In focus: Terrence Dixon

Entering the sonic orbit of one of Detroit’s most elusive, enigmatic and uncompromising electronic explorers

Terrence Dixon describes techno as “forward thinking ghetto electronics” and his distinctive brand of audio aesthetics often slips between the gears, and ultimately can be quite hard to define.

Widely recognised for his incongruous outlook, minimal sound design, personal authenticity and dedication to his craft. He’s a prolific producer of the same generation as Mills and Hood, a denizen of Detroit whose career spans over 3 decades and has marked imprints such as Metroplex, Tresor, Axis, Shanti, Harbour City Sorrow, Delsin and Rush Hour along the way.

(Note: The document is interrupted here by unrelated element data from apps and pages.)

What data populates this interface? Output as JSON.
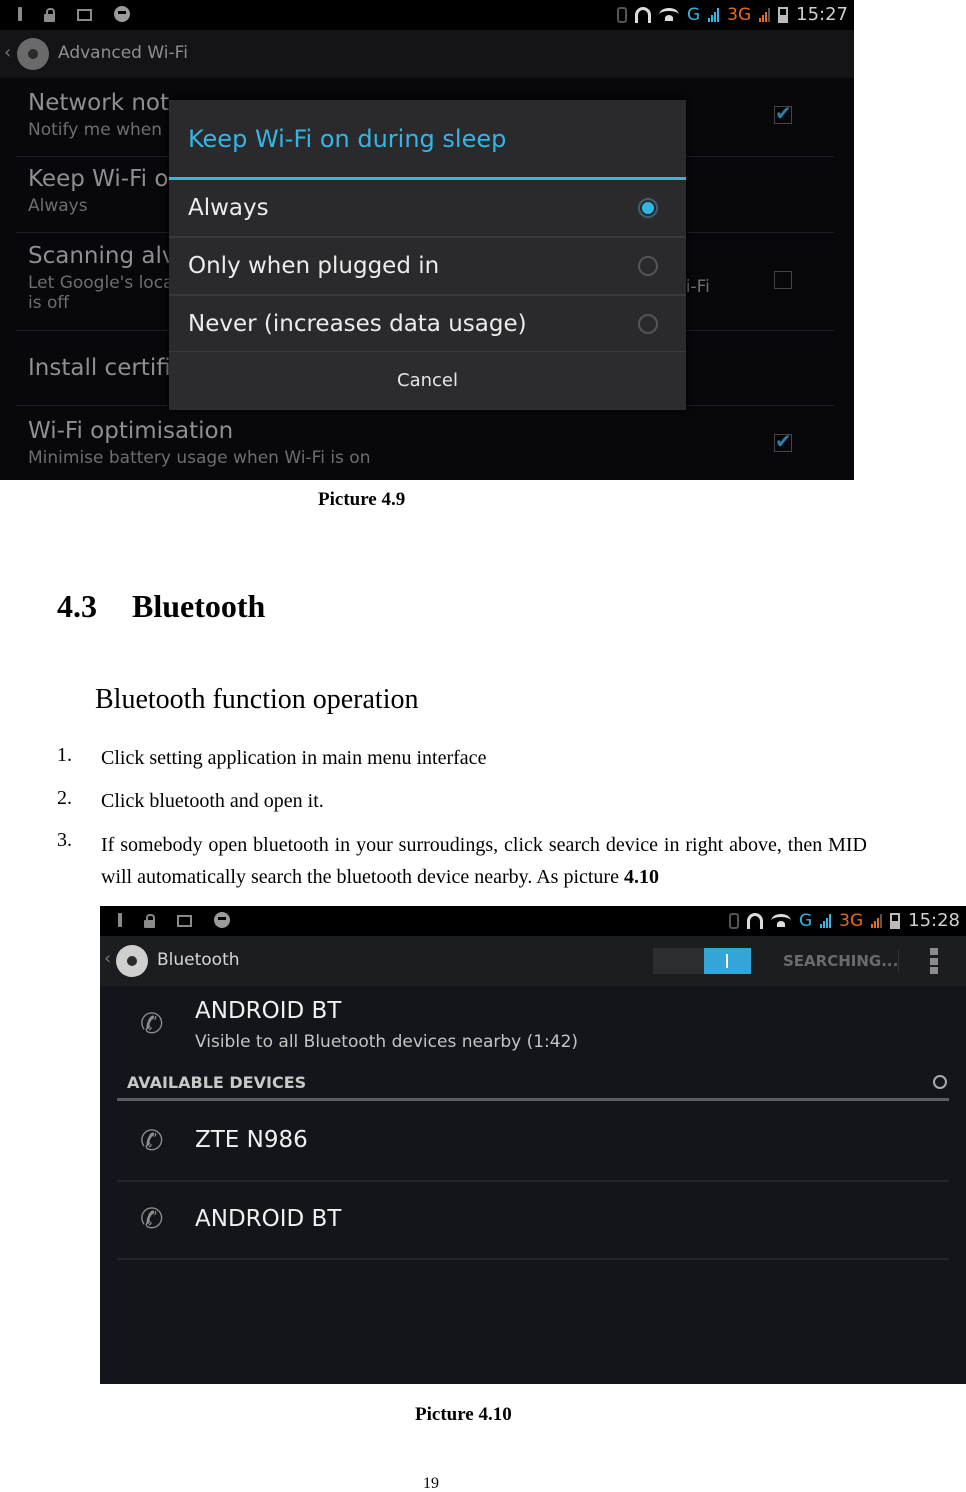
{
  "screenshot1": {
    "status_bar": {
      "left_icons": [
        "usb-debug-icon",
        "lock-icon",
        "screenshot-icon",
        "hangouts-icon"
      ],
      "right_icons": [
        "bluetooth-icon",
        "headset-icon",
        "wifi-icon",
        "g-signal-icon",
        "3g-signal-icon",
        "battery-icon"
      ],
      "g_label": "G",
      "threeg_label": "3G",
      "time": "15:27"
    },
    "action_bar": {
      "back": "‹",
      "title": "Advanced Wi-Fi"
    },
    "preferences": [
      {
        "title": "Network notification",
        "visible_title": "Network not",
        "summary": "Notify me when",
        "checked": true
      },
      {
        "title": "Keep Wi-Fi on during sleep",
        "visible_title": "Keep Wi-Fi o",
        "summary": "Always"
      },
      {
        "title": "Scanning always available",
        "visible_title": "Scanning alv",
        "summary_line1": "Let Google's loca",
        "summary_line2": "is off",
        "right_fragment": "/i-Fi",
        "checked": false
      },
      {
        "title": "Install certificates",
        "visible_title": "Install certifi"
      },
      {
        "title": "Wi-Fi optimisation",
        "summary": "Minimise battery usage when Wi-Fi is on",
        "checked": true
      }
    ],
    "dialog": {
      "title": "Keep Wi-Fi on during sleep",
      "options": [
        {
          "label": "Always",
          "selected": true
        },
        {
          "label": "Only when plugged in",
          "selected": false
        },
        {
          "label": "Never (increases data usage)",
          "selected": false
        }
      ],
      "cancel_label": "Cancel"
    },
    "accent_color": "#33b5e5"
  },
  "caption1": "Picture 4.9",
  "section": {
    "number": "4.3",
    "title": "Bluetooth"
  },
  "subheading": "Bluetooth function operation",
  "steps": [
    {
      "n": "1.",
      "text": "Click setting application in main menu interface"
    },
    {
      "n": "2.",
      "text": "Click bluetooth and open it."
    },
    {
      "n": "3.",
      "text": "If somebody open bluetooth in your surroudings, click search device in right above, then MID will automatically search the bluetooth device nearby. As picture ",
      "bold_ref": "4.10"
    }
  ],
  "screenshot2": {
    "status_bar": {
      "g_label": "G",
      "threeg_label": "3G",
      "time": "15:28"
    },
    "action_bar": {
      "back": "‹",
      "title": "Bluetooth",
      "switch_on": true,
      "search_label": "SEARCHING...",
      "overflow": "overflow-menu-icon"
    },
    "this_device": {
      "name": "ANDROID BT",
      "status": "Visible to all Bluetooth devices nearby (1:42)"
    },
    "available_header": "AVAILABLE DEVICES",
    "available_devices": [
      {
        "name": "ZTE N986"
      },
      {
        "name": "ANDROID BT"
      }
    ]
  },
  "caption2": "Picture 4.10",
  "page_number": "19"
}
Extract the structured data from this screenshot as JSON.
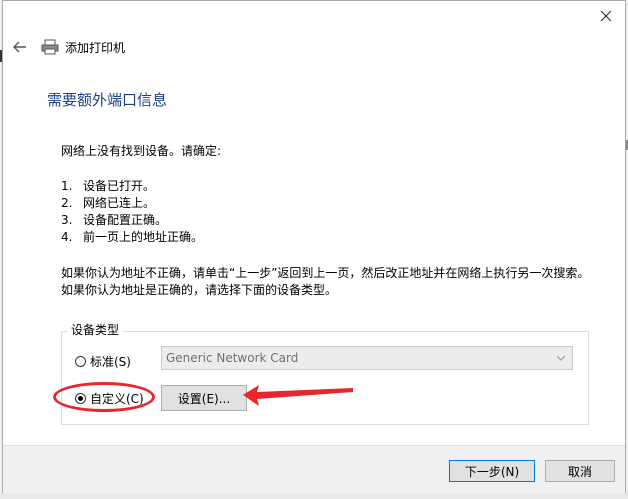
{
  "window": {
    "close_icon": "close-icon",
    "title": "添加打印机"
  },
  "heading": "需要额外端口信息",
  "intro": "网络上没有找到设备。请确定:",
  "checklist": [
    {
      "num": "1.",
      "text": "设备已打开。"
    },
    {
      "num": "2.",
      "text": "网络已连上。"
    },
    {
      "num": "3.",
      "text": "设备配置正确。"
    },
    {
      "num": "4.",
      "text": "前一页上的地址正确。"
    }
  ],
  "advice_line1": "如果你认为地址不正确，请单击“上一步”返回到上一页，然后改正地址并在网络上执行另一次搜索。",
  "advice_line2": "如果你认为地址是正确的，请选择下面的设备类型。",
  "device_type": {
    "legend": "设备类型",
    "standard_label": "标准(S)",
    "standard_value": "Generic Network Card",
    "custom_label": "自定义(C)",
    "selected": "custom",
    "settings_button": "设置(E)..."
  },
  "footer": {
    "next_button": "下一步(N)",
    "cancel_button": "取消"
  },
  "colors": {
    "heading": "#1e3f8a",
    "annotation": "#e8262d",
    "primary_border": "#0078d7"
  }
}
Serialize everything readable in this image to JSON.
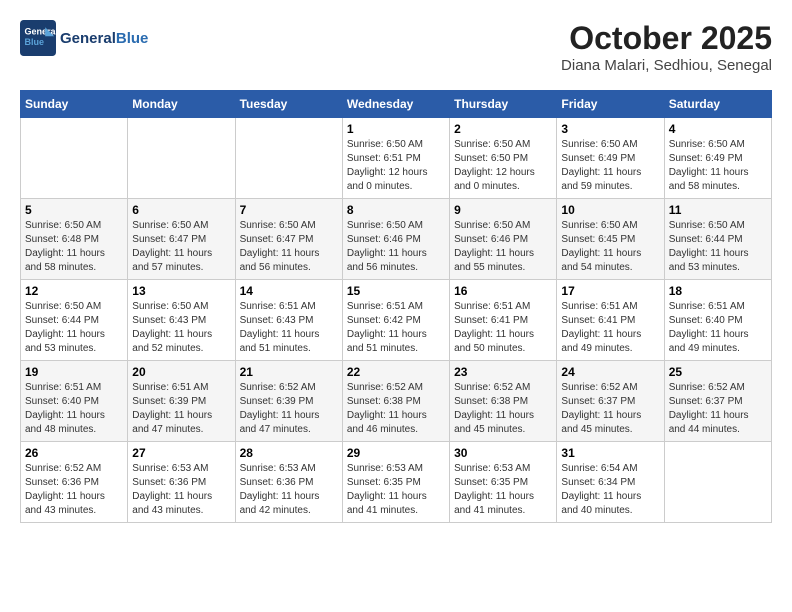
{
  "header": {
    "logo_line1": "General",
    "logo_line2": "Blue",
    "month": "October 2025",
    "location": "Diana Malari, Sedhiou, Senegal"
  },
  "weekdays": [
    "Sunday",
    "Monday",
    "Tuesday",
    "Wednesday",
    "Thursday",
    "Friday",
    "Saturday"
  ],
  "weeks": [
    [
      {
        "day": "",
        "info": ""
      },
      {
        "day": "",
        "info": ""
      },
      {
        "day": "",
        "info": ""
      },
      {
        "day": "1",
        "info": "Sunrise: 6:50 AM\nSunset: 6:51 PM\nDaylight: 12 hours\nand 0 minutes."
      },
      {
        "day": "2",
        "info": "Sunrise: 6:50 AM\nSunset: 6:50 PM\nDaylight: 12 hours\nand 0 minutes."
      },
      {
        "day": "3",
        "info": "Sunrise: 6:50 AM\nSunset: 6:49 PM\nDaylight: 11 hours\nand 59 minutes."
      },
      {
        "day": "4",
        "info": "Sunrise: 6:50 AM\nSunset: 6:49 PM\nDaylight: 11 hours\nand 58 minutes."
      }
    ],
    [
      {
        "day": "5",
        "info": "Sunrise: 6:50 AM\nSunset: 6:48 PM\nDaylight: 11 hours\nand 58 minutes."
      },
      {
        "day": "6",
        "info": "Sunrise: 6:50 AM\nSunset: 6:47 PM\nDaylight: 11 hours\nand 57 minutes."
      },
      {
        "day": "7",
        "info": "Sunrise: 6:50 AM\nSunset: 6:47 PM\nDaylight: 11 hours\nand 56 minutes."
      },
      {
        "day": "8",
        "info": "Sunrise: 6:50 AM\nSunset: 6:46 PM\nDaylight: 11 hours\nand 56 minutes."
      },
      {
        "day": "9",
        "info": "Sunrise: 6:50 AM\nSunset: 6:46 PM\nDaylight: 11 hours\nand 55 minutes."
      },
      {
        "day": "10",
        "info": "Sunrise: 6:50 AM\nSunset: 6:45 PM\nDaylight: 11 hours\nand 54 minutes."
      },
      {
        "day": "11",
        "info": "Sunrise: 6:50 AM\nSunset: 6:44 PM\nDaylight: 11 hours\nand 53 minutes."
      }
    ],
    [
      {
        "day": "12",
        "info": "Sunrise: 6:50 AM\nSunset: 6:44 PM\nDaylight: 11 hours\nand 53 minutes."
      },
      {
        "day": "13",
        "info": "Sunrise: 6:50 AM\nSunset: 6:43 PM\nDaylight: 11 hours\nand 52 minutes."
      },
      {
        "day": "14",
        "info": "Sunrise: 6:51 AM\nSunset: 6:43 PM\nDaylight: 11 hours\nand 51 minutes."
      },
      {
        "day": "15",
        "info": "Sunrise: 6:51 AM\nSunset: 6:42 PM\nDaylight: 11 hours\nand 51 minutes."
      },
      {
        "day": "16",
        "info": "Sunrise: 6:51 AM\nSunset: 6:41 PM\nDaylight: 11 hours\nand 50 minutes."
      },
      {
        "day": "17",
        "info": "Sunrise: 6:51 AM\nSunset: 6:41 PM\nDaylight: 11 hours\nand 49 minutes."
      },
      {
        "day": "18",
        "info": "Sunrise: 6:51 AM\nSunset: 6:40 PM\nDaylight: 11 hours\nand 49 minutes."
      }
    ],
    [
      {
        "day": "19",
        "info": "Sunrise: 6:51 AM\nSunset: 6:40 PM\nDaylight: 11 hours\nand 48 minutes."
      },
      {
        "day": "20",
        "info": "Sunrise: 6:51 AM\nSunset: 6:39 PM\nDaylight: 11 hours\nand 47 minutes."
      },
      {
        "day": "21",
        "info": "Sunrise: 6:52 AM\nSunset: 6:39 PM\nDaylight: 11 hours\nand 47 minutes."
      },
      {
        "day": "22",
        "info": "Sunrise: 6:52 AM\nSunset: 6:38 PM\nDaylight: 11 hours\nand 46 minutes."
      },
      {
        "day": "23",
        "info": "Sunrise: 6:52 AM\nSunset: 6:38 PM\nDaylight: 11 hours\nand 45 minutes."
      },
      {
        "day": "24",
        "info": "Sunrise: 6:52 AM\nSunset: 6:37 PM\nDaylight: 11 hours\nand 45 minutes."
      },
      {
        "day": "25",
        "info": "Sunrise: 6:52 AM\nSunset: 6:37 PM\nDaylight: 11 hours\nand 44 minutes."
      }
    ],
    [
      {
        "day": "26",
        "info": "Sunrise: 6:52 AM\nSunset: 6:36 PM\nDaylight: 11 hours\nand 43 minutes."
      },
      {
        "day": "27",
        "info": "Sunrise: 6:53 AM\nSunset: 6:36 PM\nDaylight: 11 hours\nand 43 minutes."
      },
      {
        "day": "28",
        "info": "Sunrise: 6:53 AM\nSunset: 6:36 PM\nDaylight: 11 hours\nand 42 minutes."
      },
      {
        "day": "29",
        "info": "Sunrise: 6:53 AM\nSunset: 6:35 PM\nDaylight: 11 hours\nand 41 minutes."
      },
      {
        "day": "30",
        "info": "Sunrise: 6:53 AM\nSunset: 6:35 PM\nDaylight: 11 hours\nand 41 minutes."
      },
      {
        "day": "31",
        "info": "Sunrise: 6:54 AM\nSunset: 6:34 PM\nDaylight: 11 hours\nand 40 minutes."
      },
      {
        "day": "",
        "info": ""
      }
    ]
  ]
}
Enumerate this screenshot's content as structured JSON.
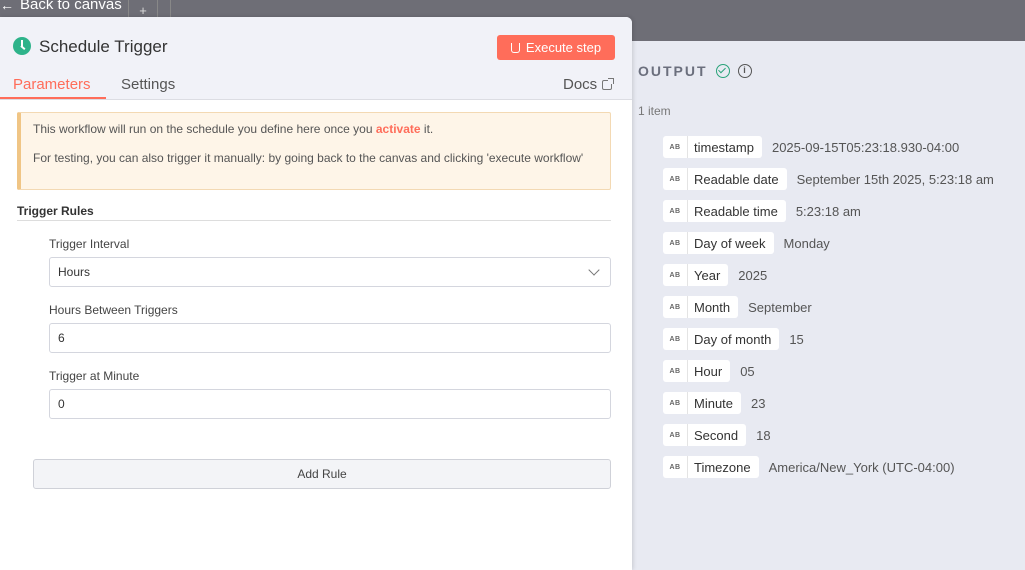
{
  "canvas": {
    "back_label": "Back to canvas",
    "tab_plus": "+"
  },
  "node": {
    "title": "Schedule Trigger",
    "execute_label": "Execute step",
    "tabs": [
      {
        "label": "Parameters",
        "active": true
      },
      {
        "label": "Settings",
        "active": false
      }
    ],
    "docs_label": "Docs"
  },
  "notice": {
    "line1_pre": "This workflow will run on the schedule you define here once you ",
    "line1_link": "activate",
    "line1_post": " it.",
    "line2": "For testing, you can also trigger it manually: by going back to the canvas and clicking 'execute workflow'"
  },
  "rules": {
    "section_title": "Trigger Rules",
    "interval_label": "Trigger Interval",
    "interval_value": "Hours",
    "hours_label": "Hours Between Triggers",
    "hours_value": "6",
    "minute_label": "Trigger at Minute",
    "minute_value": "0",
    "add_rule_label": "Add Rule"
  },
  "output": {
    "title": "OUTPUT",
    "item_count": "1 item",
    "type_badge": "AB",
    "fields": [
      {
        "key": "timestamp",
        "value": "2025-09-15T05:23:18.930-04:00"
      },
      {
        "key": "Readable date",
        "value": "September 15th 2025, 5:23:18 am"
      },
      {
        "key": "Readable time",
        "value": "5:23:18 am"
      },
      {
        "key": "Day of week",
        "value": "Monday"
      },
      {
        "key": "Year",
        "value": "2025"
      },
      {
        "key": "Month",
        "value": "September"
      },
      {
        "key": "Day of month",
        "value": "15"
      },
      {
        "key": "Hour",
        "value": "05"
      },
      {
        "key": "Minute",
        "value": "23"
      },
      {
        "key": "Second",
        "value": "18"
      },
      {
        "key": "Timezone",
        "value": "America/New_York (UTC-04:00)"
      }
    ]
  },
  "colors": {
    "accent": "#ff6d5a",
    "success": "#2eb38a",
    "warning_bg": "#fef5e8"
  }
}
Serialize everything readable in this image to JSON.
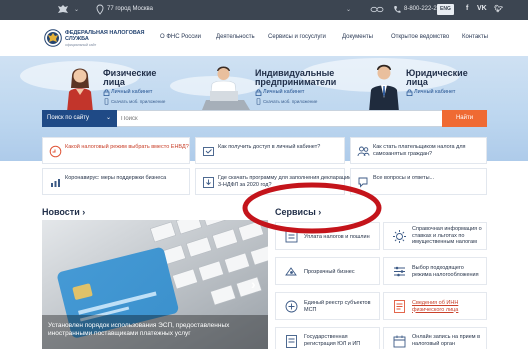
{
  "topbar": {
    "city": "77 город Москва",
    "phone": "8-800-222-2222",
    "lang": "ENG",
    "social": [
      "f",
      "VK",
      "tw"
    ]
  },
  "header": {
    "logo_title": "ФЕДЕРАЛЬНАЯ НАЛОГОВАЯ СЛУЖБА",
    "logo_sub": "официальный сайт",
    "nav": [
      "О ФНС России",
      "Деятельность",
      "Сервисы и госуслуги",
      "Документы",
      "Открытое ведомство",
      "Контакты"
    ]
  },
  "hero": {
    "segments": [
      {
        "title1": "Физические",
        "title2": "лица",
        "link": "Личный кабинет",
        "app": "Скачать моб. приложение"
      },
      {
        "title1": "Индивидуальные",
        "title2": "предприниматели",
        "link": "Личный кабинет",
        "app": "Скачать моб. приложение"
      },
      {
        "title1": "Юридические",
        "title2": "лица",
        "link": "Личный кабинет"
      }
    ]
  },
  "search": {
    "scope": "Поиск по сайту",
    "placeholder": "Поиск",
    "button": "Найти"
  },
  "quick": [
    {
      "text": "Какой налоговый режим выбрать вместо ЕНВД?",
      "red": true
    },
    {
      "text": "Как получить доступ в личный кабинет?",
      "red": false
    },
    {
      "text": "Как стать плательщиком налога для самозанятых граждан?",
      "red": false
    },
    {
      "text": "Коронавирус: меры поддержки бизнеса",
      "red": false
    },
    {
      "text": "Где скачать программу для заполнения декларации 3-НДФЛ за 2020 год?",
      "red": false
    },
    {
      "text": "Все вопросы и ответы...",
      "red": false
    }
  ],
  "sections": {
    "news": "Новости",
    "services": "Сервисы",
    "arrow": "›"
  },
  "news": {
    "caption": "Установлен порядок использования ЭСП, предоставленных иностранными поставщиками платежных услуг"
  },
  "services": [
    {
      "text": "Уплата налогов и пошлин"
    },
    {
      "text": "Справочная информация о ставках и льготах по имущественным налогам"
    },
    {
      "text": "Прозрачный бизнес"
    },
    {
      "text": "Выбор подходящего режима налогообложения"
    },
    {
      "text": "Единый реестр субъектов МСП"
    },
    {
      "text": "Сведения об ИНН физического лица",
      "highlight": true
    },
    {
      "text": "Государственная регистрация ЮЛ и ИП"
    },
    {
      "text": "Онлайн запись на прием в налоговый орган"
    }
  ],
  "colors": {
    "accent": "#ef6a33",
    "brand": "#1f4a86",
    "annotation": "#c4141b"
  }
}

Best known for his productions under his ‘Population One’ moniker, he’s always been one for confounding accepted norms. Creating unorthodox tracks replete with off-kiltered arrangements, distorted sotto voce kick drums and otherworldly audio-centric vistas that teleport beyond your habitual sense of space and place. Whilst it would have been easy for him to rest on his laurels and sit back on such an iconic back catalogue. Instead, he continues to push the envelope with all the refreshing drive and exuberance of a youthful producer hungry to leave their mark. In his own eyes, his music is not necessarily made for DJs (even though it’s often played), nor is it designed for easy home listening (even though you might be sat comfortably in a sofa or chair right now).

Since gaining the ear and attention of Claude Young back in the 90s, Dixon has gone on to carve out a reputation as a pure and uncompromising artist. Also a student of Mike Banks, who he happily recognises taught him much of what he knows. His musical path however took it’s own course, embracing his a place at the vanguard of a musical movement: safeguarding freedom of expression within the Detroit canon, so it remains relevant in the years to come. A champion of the sound, he is firmly rooted in the city’s grand traditions, yet likes to propel things forward in unexpected ways.

Following last year’s joint venture with Jordan GCZ “Keep In Mind I’m Out Of My Mind”, we had hoped to connect for a rare interview. However, time did not work in our favour. Without further ado, we’re pleased to present a dive into his impressive catalogue and present a slice of his killer catalogue:

Terrance Dixon ‎– B1 Untitled (Taken from Live in Detroit – 1994)

Terrence Dixon – Untitled B2 (Taken from Minimalism – 1995)

Population One – Two Sides To Every Story (Taken from Two Sides To Every Story – 1996)

Terrence Dixon – Return Of Steve Austin (Taken from Bionic Man – 1997)

Terrence Dixon – Untitled B2 (Taken from Minimalism II – 2000)

Terrence Dixon – Lost (Taken from Minimalism III – 2005)

Terrence Dixon – Connect The Dots (Taken from Climb – 2008)

Terrence Dixon – Room 310 (Taken from Room 310 – 2010)

Population One – Computer Rights (Taken from I Programme My Computer Right – 2012)

Terrence Dixon – Untitled 4 (Taken from Lost At Sea 4 – 2013)

Terrence Dixon: The Test Of Time (Taken from Thief In The Night – 2017)

Population One – Octagon (Taken from HCS994X – 2020)

Terrence Dixon & Jordan GCZ – Fretless (Taken from Keep In Mind I’m Out Of My Mind – 2022)